Somehow, even this added to the sense of re-awakening inside of me. Even in this sterile airport people were full of fire, and fire was just what I needed.

At 6.30am I boarded the plane for Kathmandu with a little candle burning inside. A fresh mind, a new outlook, ready for my next adventure.


suffering expression

October 27, 2010 § 1 Comment

Some times I guess things are just not meant to be said. I spent the past 5 days and several thousand kip writing a new post -a post that was helping me deal with everything.

But, something out there doesn’t want me to express myself. I couldn’t even log into my blog yesterday. And when I finally could, I found my draft only half there.

And now, since the first piece of writing 5 days ago, something so much bigger has taken over, and I feel I will never be able to express it -ever. But perhaps I will try.



useful items in the bathroom of a Lao internet cafe

October 12, 2010 § 1 Comment
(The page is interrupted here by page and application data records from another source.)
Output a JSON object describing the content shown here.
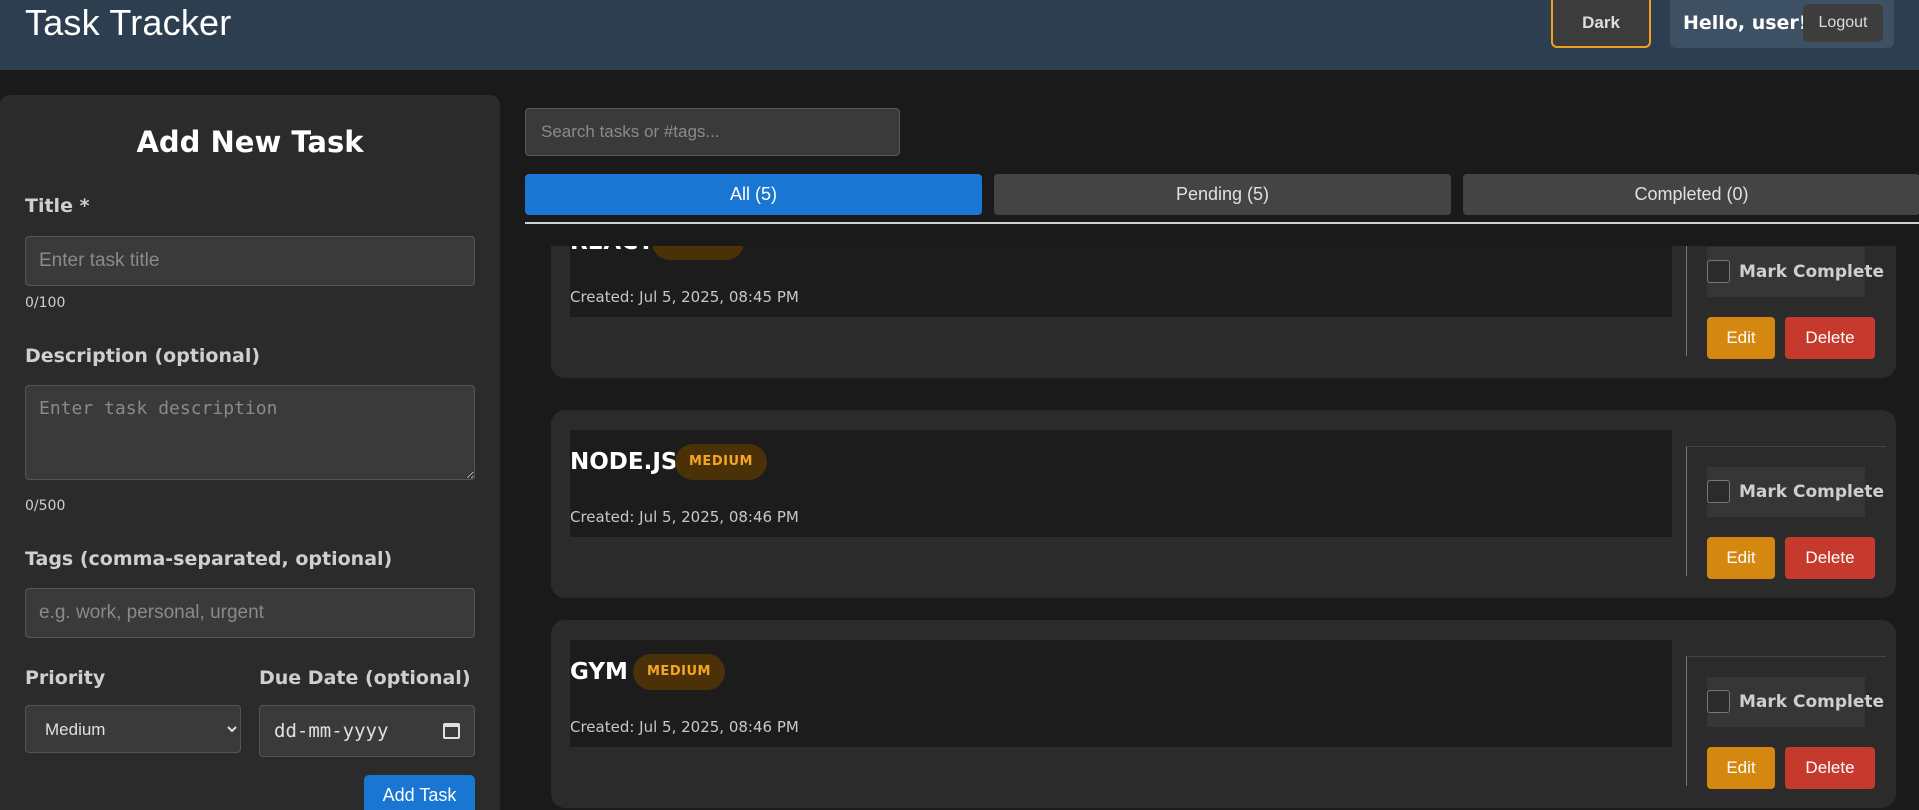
{
  "header": {
    "title": "Task Tracker",
    "theme_button": "Dark",
    "greeting": "Hello, user!",
    "logout": "Logout"
  },
  "form": {
    "heading": "Add New Task",
    "title_label": "Title *",
    "title_placeholder": "Enter task title",
    "title_value": "",
    "title_counter": "0/100",
    "description_label": "Description (optional)",
    "description_placeholder": "Enter task description",
    "description_counter": "0/500",
    "tags_label": "Tags (comma-separated, optional)",
    "tags_placeholder": "e.g. work, personal, urgent",
    "priority_label": "Priority",
    "priority_selected": "Medium",
    "due_label": "Due Date (optional)",
    "due_placeholder": "dd-mm-yyyy",
    "submit": "Add Task"
  },
  "search": {
    "placeholder": "Search tasks or #tags..."
  },
  "tabs": [
    {
      "label": "All (5)",
      "active": true
    },
    {
      "label": "Pending (5)",
      "active": false
    },
    {
      "label": "Completed (0)",
      "active": false
    }
  ],
  "tasks": [
    {
      "title": "REACT",
      "priority": "MEDIUM",
      "created": "Created: Jul 5, 2025, 08:45 PM",
      "mark_label": "Mark Complete",
      "edit": "Edit",
      "delete": "Delete"
    },
    {
      "title": "NODE.JS",
      "priority": "MEDIUM",
      "created": "Created: Jul 5, 2025, 08:46 PM",
      "mark_label": "Mark Complete",
      "edit": "Edit",
      "delete": "Delete"
    },
    {
      "title": "GYM",
      "priority": "MEDIUM",
      "created": "Created: Jul 5, 2025, 08:46 PM",
      "mark_label": "Mark Complete",
      "edit": "Edit",
      "delete": "Delete"
    }
  ],
  "colors": {
    "accent": "#1976d2",
    "header_bg": "#2d3e50",
    "medium_badge": "#f6a623",
    "edit": "#d4880f",
    "delete": "#c53a2c"
  }
}
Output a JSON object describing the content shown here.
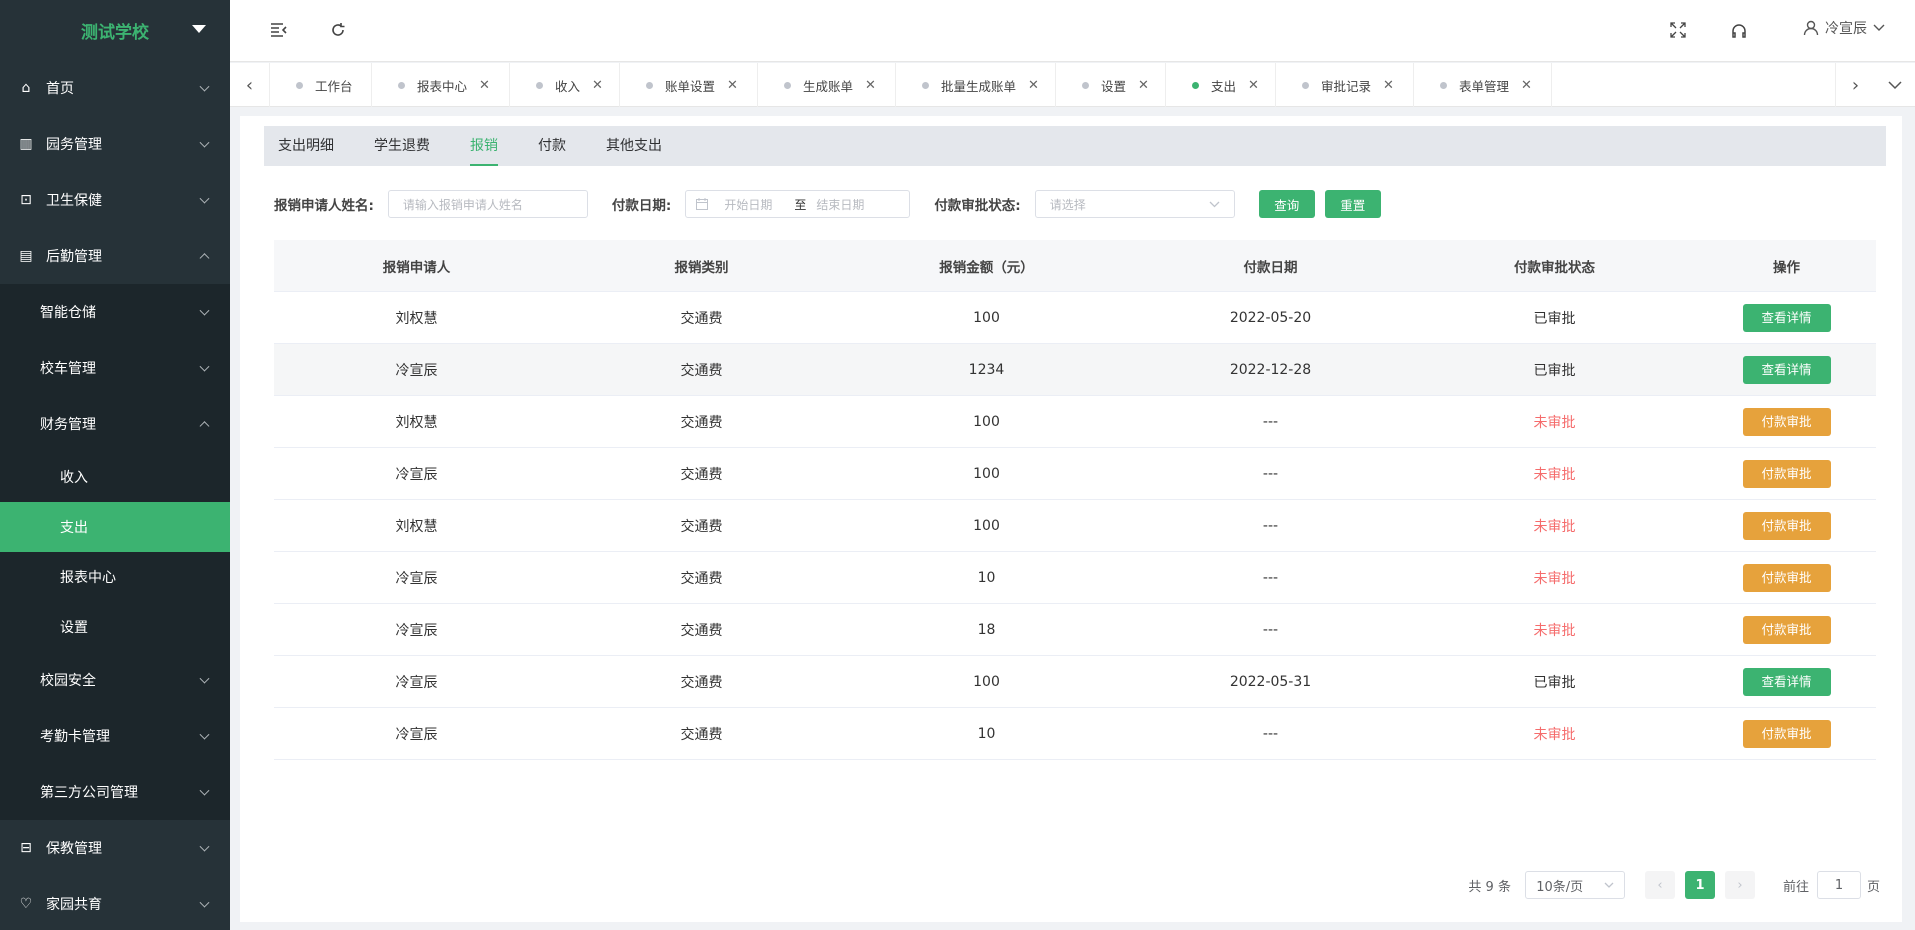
{
  "sidebar": {
    "brand": "测试学校",
    "items": [
      {
        "label": "首页",
        "icon": "home-icon"
      },
      {
        "label": "园务管理",
        "icon": "building-icon"
      },
      {
        "label": "卫生保健",
        "icon": "health-icon"
      },
      {
        "label": "后勤管理",
        "icon": "logistics-icon"
      }
    ],
    "logistics_sub": [
      "智能仓储",
      "校车管理",
      "财务管理"
    ],
    "finance_sub": [
      "收入",
      "支出",
      "报表中心",
      "设置"
    ],
    "logistics_more": [
      "校园安全",
      "考勤卡管理",
      "第三方公司管理"
    ],
    "bottom": [
      {
        "label": "保教管理",
        "icon": "teaching-icon"
      },
      {
        "label": "家园共育",
        "icon": "family-icon"
      }
    ]
  },
  "header": {
    "user": "冷宣辰"
  },
  "tags": [
    {
      "label": "工作台",
      "closable": false
    },
    {
      "label": "报表中心",
      "closable": true
    },
    {
      "label": "收入",
      "closable": true
    },
    {
      "label": "账单设置",
      "closable": true
    },
    {
      "label": "生成账单",
      "closable": true
    },
    {
      "label": "批量生成账单",
      "closable": true
    },
    {
      "label": "设置",
      "closable": true
    },
    {
      "label": "支出",
      "closable": true
    },
    {
      "label": "审批记录",
      "closable": true
    },
    {
      "label": "表单管理",
      "closable": true
    }
  ],
  "subtabs": [
    "支出明细",
    "学生退费",
    "报销",
    "付款",
    "其他支出"
  ],
  "filters": {
    "name_label": "报销申请人姓名:",
    "name_placeholder": "请输入报销申请人姓名",
    "date_label": "付款日期:",
    "start_placeholder": "开始日期",
    "to": "至",
    "end_placeholder": "结束日期",
    "status_label": "付款审批状态:",
    "status_placeholder": "请选择",
    "query": "查询",
    "reset": "重置"
  },
  "table": {
    "headers": [
      "报销申请人",
      "报销类别",
      "报销金额（元）",
      "付款日期",
      "付款审批状态",
      "操作"
    ],
    "rows": [
      {
        "name": "刘权慧",
        "type": "交通费",
        "amount": "100",
        "date": "2022-05-20",
        "status": "已审批",
        "action": "查看详情"
      },
      {
        "name": "冷宣辰",
        "type": "交通费",
        "amount": "1234",
        "date": "2022-12-28",
        "status": "已审批",
        "action": "查看详情"
      },
      {
        "name": "刘权慧",
        "type": "交通费",
        "amount": "100",
        "date": "---",
        "status": "未审批",
        "action": "付款审批"
      },
      {
        "name": "冷宣辰",
        "type": "交通费",
        "amount": "100",
        "date": "---",
        "status": "未审批",
        "action": "付款审批"
      },
      {
        "name": "刘权慧",
        "type": "交通费",
        "amount": "100",
        "date": "---",
        "status": "未审批",
        "action": "付款审批"
      },
      {
        "name": "冷宣辰",
        "type": "交通费",
        "amount": "10",
        "date": "---",
        "status": "未审批",
        "action": "付款审批"
      },
      {
        "name": "冷宣辰",
        "type": "交通费",
        "amount": "18",
        "date": "---",
        "status": "未审批",
        "action": "付款审批"
      },
      {
        "name": "冷宣辰",
        "type": "交通费",
        "amount": "100",
        "date": "2022-05-31",
        "status": "已审批",
        "action": "查看详情"
      },
      {
        "name": "冷宣辰",
        "type": "交通费",
        "amount": "10",
        "date": "---",
        "status": "未审批",
        "action": "付款审批"
      }
    ]
  },
  "pager": {
    "total": "共 9 条",
    "size": "10条/页",
    "page": "1",
    "goto": "前往",
    "goto_value": "1",
    "page_suffix": "页"
  },
  "colors": {
    "accent": "#3cb371",
    "warning": "#e6a23c",
    "danger": "#f56c6c",
    "sidebar": "#263238"
  }
}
Once you leave the toilet room (yes,  a room with ONLY a toilet, no paper, no bum gun) you enter the room with the shower and the basin.

Of course, only the most useful items can be found inside:

Compact Foundation


A pen

Who would be so silly to put soap and a towel in a room whose sole purpose is to wash your hands and your body?


I am currently sitting, looking a little forlorn, with a bunch of other Falang in an internet cafe. We are all glued to our screens. Outside, it is is raining. Pakse doesn’t seem to leave any one feeling impressed. All look irritated and on the verge of cursing this town, and its miserable weather.

I have enjoyed my short stay, but don’t feel I could stay any longer…. My favourite experiences have been speaking (the tinnny amount of Lao I know) with the locals, who seem rather perplexed with my pronunciation and simply say: “Vientiane, bo?”




October 12, 2010 § Leave a comment

Impressions of Pakse (down in the south of Lao)….

There seems to be a ridiculous amount of:

Cake Shops

Hair Dressers

Pregnant women




Am I in the party capital of the world or what!

October 2, 2010 § Leave a comment